Even before the first world war, German poet Rainer Maria Rilke foresaw many of the great tragedies of the 20th century. His poems in the Book of Hours carry metaphors and images that give a strong indication of the darkness to follow—concentration camps, diseases and epidemics, and nuclear bombings. “Some of his poems are as if he’s consoling God for… what’s happened to his creation,” said Rilke translator and Buddhist philosopher of ecology Joanna Macy in an interview with On Being.
But for Macy, the poetry of Rilke also provides a way to move beyond the darkness that threatens to overwhelm us, even now as we have entered a new century with equally pressing problems. We live in a world of science, inundated with complex and voluminous facts and figures. Constantly plugged into this stream of information, we can see more clearly the threats posed to the world and every creature on it by climate change, wars, and destructive technology.
At times, those facts and figures can be overwhelming and leave us incapable of enacting positive change. Poetry, though, can help us move beyond our social paralysis to view the world in a more compassionate light.
“A poetic mindset is more useful than the kind of fact-based… or argument-based way we tend to approach problems culturally, even precisely the same ecological problems,” said On Being host Krista Tippet.
While science can describe the extent of global warming or categorize the countless species facing extinction due to human activities, poetry can reconnect our hearts to the world around us. Rilke’s poems have this kind of deep connection to the natural world—“You run like a herd of luminous deer, and I am dark, I am a forest.” But his poems are not just about nature; they encompass God, as well.
“He’s using image after image from the natural world to convey the mystery and the beauty and the relationship that we find in the sacred,” said Macy.
As the natural world nears a tipping point, Macy finds that a shift in society is already occurring. This transition is paralleled by earlier world-altering changes captured in Rilke’s poetry. “The great turning is a revolution that is underway,” said Macy, “the transition to a life-sustaining society.” This will include shifts in how we take care of the land, generate energy, produce our food, and measure prosperity and wealth.
We cannot know which way the future will turn, or which path our society will take the world down, but poetry can carry us forward. It can empower us to look at the world with compassion, even as we face our fear of the pain that we have already caused the Earth. We only have to make ourselves available to what Macy calls the “song that wants to sing itself through us.”

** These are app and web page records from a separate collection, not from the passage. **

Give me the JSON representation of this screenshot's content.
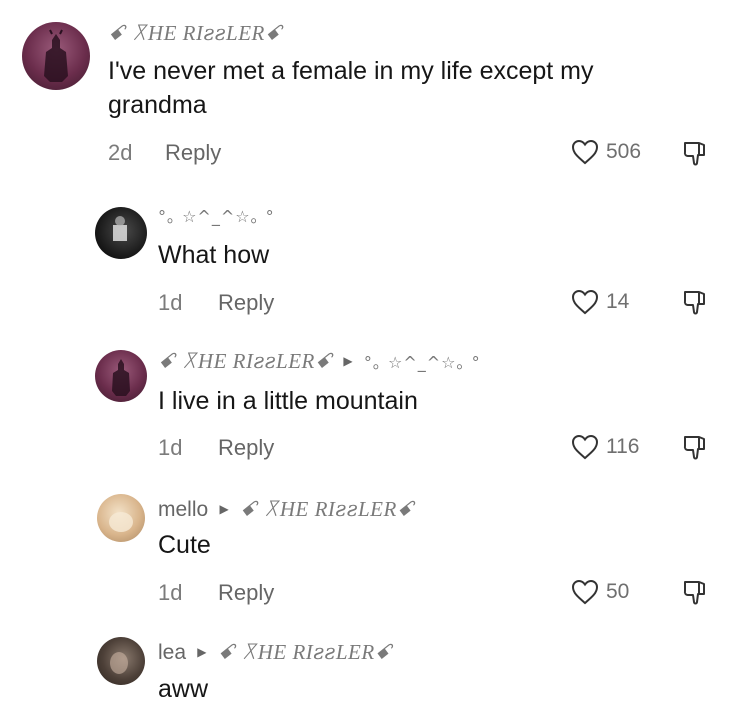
{
  "comments": [
    {
      "username_fancy": "ꗃ ꓃HE RIꙅꙅLERꗃ",
      "text_line1": "I've never met a female in my life except my",
      "text_line2": "grandma",
      "time": "2d",
      "reply": "Reply",
      "likes": "506"
    },
    {
      "username_kao": "°｡ ☆^_^☆｡ °",
      "text": "What how",
      "time": "1d",
      "reply": "Reply",
      "likes": "14"
    },
    {
      "username_fancy": "ꗃ ꓃HE RIꙅꙅLERꗃ",
      "reply_to": "°｡ ☆^_^☆｡ °",
      "text": "I live in a little mountain",
      "time": "1d",
      "reply": "Reply",
      "likes": "116"
    },
    {
      "username": "mello",
      "reply_to": "ꗃ ꓃HE RIꙅꙅLERꗃ",
      "text": "Cute",
      "time": "1d",
      "reply": "Reply",
      "likes": "50"
    },
    {
      "username": "lea",
      "reply_to": "ꗃ ꓃HE RIꙅꙅLERꗃ",
      "text": "aww"
    }
  ],
  "icons": {
    "like": "heart-outline-icon",
    "dislike": "thumbs-down-icon"
  },
  "colors": {
    "text": "#161616",
    "muted": "#7b7b7b",
    "background": "#ffffff"
  }
}
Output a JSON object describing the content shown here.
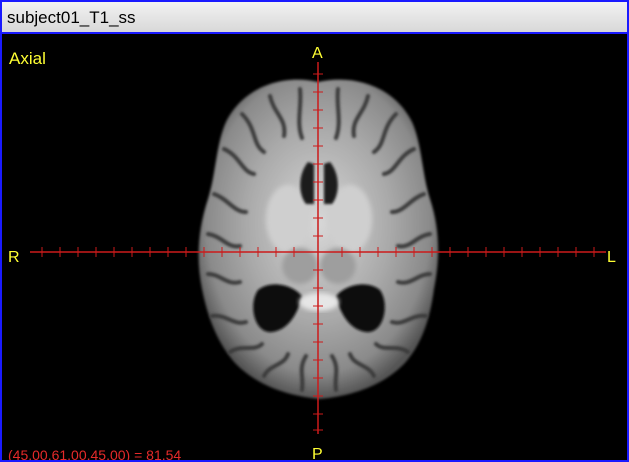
{
  "window": {
    "title": "subject01_T1_ss",
    "border_color": "#1a1aff"
  },
  "viewer": {
    "view_label": "Axial",
    "orientation": {
      "anterior": "A",
      "posterior": "P",
      "right": "R",
      "left": "L"
    },
    "readout": "(45.00,61.00,45.00) = 81.54",
    "crosshair_color": "#cc1a1a",
    "label_color": "#ffff33",
    "image_kind": "axial brain MRI slice (T1, skull-stripped)"
  }
}
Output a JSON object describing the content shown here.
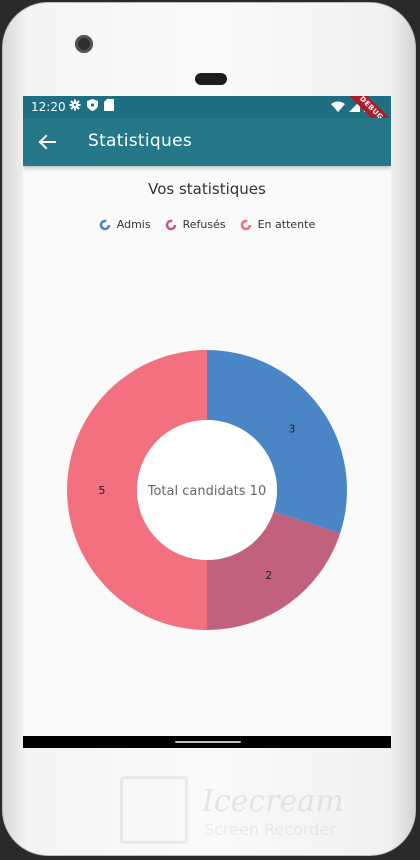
{
  "status_bar": {
    "time": "12:20",
    "debug_label": "DEBUG"
  },
  "app_bar": {
    "title": "Statistiques",
    "back_icon": "arrow-back-icon"
  },
  "content": {
    "heading": "Vos statistiques"
  },
  "legend": [
    {
      "label": "Admis",
      "color": "#4a86c5"
    },
    {
      "label": "Refusés",
      "color": "#c0627e"
    },
    {
      "label": "En attente",
      "color": "#f2707f"
    }
  ],
  "chart_data": {
    "type": "pie",
    "subtype": "donut",
    "center_label": "Total candidats 10",
    "categories": [
      "Admis",
      "Refusés",
      "En attente"
    ],
    "values": [
      3,
      2,
      5
    ],
    "labels": [
      "3",
      "2",
      "5"
    ],
    "colors": [
      "#4a86c5",
      "#c0627e",
      "#f2707f"
    ]
  },
  "watermark": {
    "text": "Icecream",
    "subtext": "Screen Recorder"
  }
}
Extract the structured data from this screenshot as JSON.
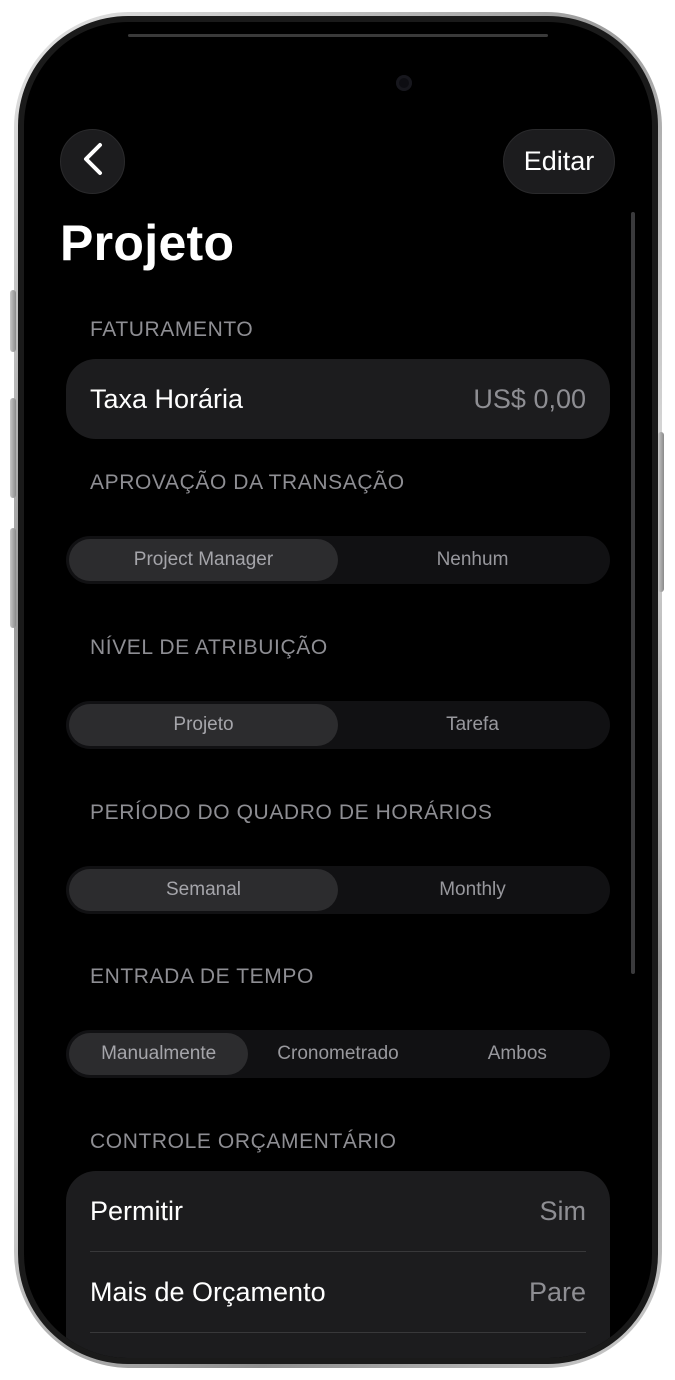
{
  "nav": {
    "back_icon": "chevron-left-icon",
    "edit_label": "Editar"
  },
  "title": "Projeto",
  "sections": {
    "faturamento": {
      "label": "FATURAMENTO",
      "row_label": "Taxa Horária",
      "row_value": "US$ 0,00"
    },
    "aprovacao": {
      "label": "APROVAÇÃO DA TRANSAÇÃO",
      "options": [
        "Project Manager",
        "Nenhum"
      ],
      "selected": "Project Manager"
    },
    "nivel": {
      "label": "NÍVEL DE ATRIBUIÇÃO",
      "options": [
        "Projeto",
        "Tarefa"
      ],
      "selected": "Projeto"
    },
    "periodo": {
      "label": "PERÍODO DO QUADRO DE HORÁRIOS",
      "options": [
        "Semanal",
        "Monthly"
      ],
      "selected": "Semanal"
    },
    "entrada": {
      "label": "ENTRADA DE TEMPO",
      "options": [
        "Manualmente",
        "Cronometrado",
        "Ambos"
      ],
      "selected": "Manualmente"
    },
    "controle": {
      "label": "CONTROLE ORÇAMENTÁRIO",
      "rows": [
        {
          "label": "Permitir",
          "value": "Sim"
        },
        {
          "label": "Mais de Orçamento",
          "value": "Pare"
        }
      ]
    }
  },
  "colors": {
    "background": "#000000",
    "card": "#1c1c1e",
    "secondary_text": "#8e8e93"
  }
}
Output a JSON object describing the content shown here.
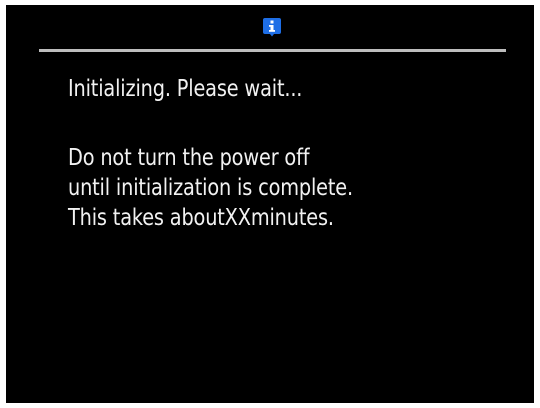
{
  "colors": {
    "screen_background": "#000000",
    "text": "#f2f2f2",
    "divider": "#bdbdbd",
    "info_icon_background": "#1e6ee6",
    "info_icon_glyph": "#ffffff"
  },
  "header": {
    "icon": "info-icon"
  },
  "message": {
    "title": "Initializing. Please wait...",
    "lines": [
      "Do not turn the power off",
      "until initialization is complete.",
      "This takes aboutXXminutes."
    ]
  }
}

“Maybe the song that is to be sung through us is the most beautiful requiem for an irreplaceable planet,” said Macy, “or maybe it’s a song of joyous rebirth as we create a new culture that doesn’t destroy its world.”
Through the empty branches the sky remains.
It is what you have. Be earth now, and evensong. Be the ground lying under that sky. Be modest now, like a thing ripened until it is real, so that he who began it all can feel you when he reaches for you.
— Rainer Maria Rilke, Book of Hours